In this work, we have proposed and demonstrated the feasibility of a multipoint interrogation system for coupled MCF-based sensors. Its operating principle is based on creating several ring resonant cavities in which each of the sensor heads acts as a laser mirror that reflects the light that is launched by a gated SOA. In this manner, each cavity can be easily and individually addressed by tuning the frequency of the gating, as the latter is directly proportional to the physical length of each of the cavities. Thus, if the sensors are distributed at different lengths, each of them will have a unique resonant frequency that will allow for their unmistakable identification. Moreover, as the identification depends solely on the length of the cavity, sensors with similar or even identical spectra could be multiplexed in the same system.

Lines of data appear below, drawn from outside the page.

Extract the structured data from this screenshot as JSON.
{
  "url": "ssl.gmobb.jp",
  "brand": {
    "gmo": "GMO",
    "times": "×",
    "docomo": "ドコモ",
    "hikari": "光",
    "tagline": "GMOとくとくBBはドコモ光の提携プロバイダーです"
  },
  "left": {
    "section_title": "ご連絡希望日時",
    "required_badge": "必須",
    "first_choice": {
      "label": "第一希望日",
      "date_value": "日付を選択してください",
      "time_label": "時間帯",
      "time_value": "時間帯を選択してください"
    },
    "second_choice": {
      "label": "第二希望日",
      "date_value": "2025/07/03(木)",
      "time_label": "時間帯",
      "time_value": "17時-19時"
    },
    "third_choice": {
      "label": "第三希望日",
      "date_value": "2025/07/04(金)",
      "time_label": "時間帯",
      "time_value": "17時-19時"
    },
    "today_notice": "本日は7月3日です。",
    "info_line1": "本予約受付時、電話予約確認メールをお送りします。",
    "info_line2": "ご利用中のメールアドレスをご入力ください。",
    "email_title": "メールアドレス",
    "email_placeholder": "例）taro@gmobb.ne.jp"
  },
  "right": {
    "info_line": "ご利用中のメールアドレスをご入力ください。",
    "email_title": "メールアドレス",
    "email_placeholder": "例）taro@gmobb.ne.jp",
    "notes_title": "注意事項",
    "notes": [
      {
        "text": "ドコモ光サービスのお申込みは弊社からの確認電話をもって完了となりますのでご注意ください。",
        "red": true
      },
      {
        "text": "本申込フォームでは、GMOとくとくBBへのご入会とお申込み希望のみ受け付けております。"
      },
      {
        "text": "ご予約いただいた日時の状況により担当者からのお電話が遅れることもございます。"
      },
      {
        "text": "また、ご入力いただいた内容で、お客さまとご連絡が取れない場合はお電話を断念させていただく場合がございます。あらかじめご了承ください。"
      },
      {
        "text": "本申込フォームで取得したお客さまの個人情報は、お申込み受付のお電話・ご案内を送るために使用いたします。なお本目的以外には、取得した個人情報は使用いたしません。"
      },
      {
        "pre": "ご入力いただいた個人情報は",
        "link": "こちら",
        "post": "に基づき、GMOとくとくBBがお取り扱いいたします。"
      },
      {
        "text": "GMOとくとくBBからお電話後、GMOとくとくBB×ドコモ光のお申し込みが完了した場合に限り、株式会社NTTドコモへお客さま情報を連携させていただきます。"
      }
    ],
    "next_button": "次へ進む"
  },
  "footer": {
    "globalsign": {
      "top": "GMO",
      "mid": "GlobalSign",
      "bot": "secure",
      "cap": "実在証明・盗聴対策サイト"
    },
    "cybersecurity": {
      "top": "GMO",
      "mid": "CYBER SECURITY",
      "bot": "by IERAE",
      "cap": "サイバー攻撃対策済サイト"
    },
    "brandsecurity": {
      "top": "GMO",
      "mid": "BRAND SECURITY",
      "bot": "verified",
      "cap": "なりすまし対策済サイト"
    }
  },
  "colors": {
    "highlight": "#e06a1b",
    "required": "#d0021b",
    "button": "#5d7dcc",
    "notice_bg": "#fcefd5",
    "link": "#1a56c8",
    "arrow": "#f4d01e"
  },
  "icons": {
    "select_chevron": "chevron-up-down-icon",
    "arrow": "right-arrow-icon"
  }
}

A major advantage provided by the proposed system is the significant improvement of the spectral efficiency of coupled MCF-based sensors. Compared to the output spectra provided by these devices, which is comprised of multiple and broad peaks when they are interrogated by a continuous broadband light source; when the same devices are interrogated by the gated SOA, the output spectra from each sensor solely has a unique, sharp and narrow peak, as the system makes a multiple peak clean-up and only lases at the wavelength at which the cavity gain peak is located. These features make it possible to include a larger number of sensors in the interrogation window, which added to the possibility of using sensors with identical spectra, allows increasing significantly the number of devices that could be interrogated by means of this system.

The feasibility of the proposed interrogation system has been demonstrated for a setup with 2 sensors that consisted of segments of TCF of different lengths that were subjected to the same (vibration) and to different stimuli (vibration and strain). In all cases, the system was able to detect and measure the applied effect with high sensitivity, high SNR and a significantly low level of crosstalk, even in a configuration that simulated a situation with 8 sensors.

Hence, the high sensitivity provided by MCFs for the simultaneous measurement of different parameters, combined with the high spectral efficiency, high SNR and low level of crosstalk provided by the interrogation setup, suggest that the proposed system may be appealing for applications that require accurate multipoint sensing with minimal intrusiveness and interrogation ease, such as structural health monitoring of aircrafts, buildings, etc. In addition, as the proposed system is compatible with any MCF, it allows for multiplexing and interrogating MCFs with different geometries simultaneously within the same setup.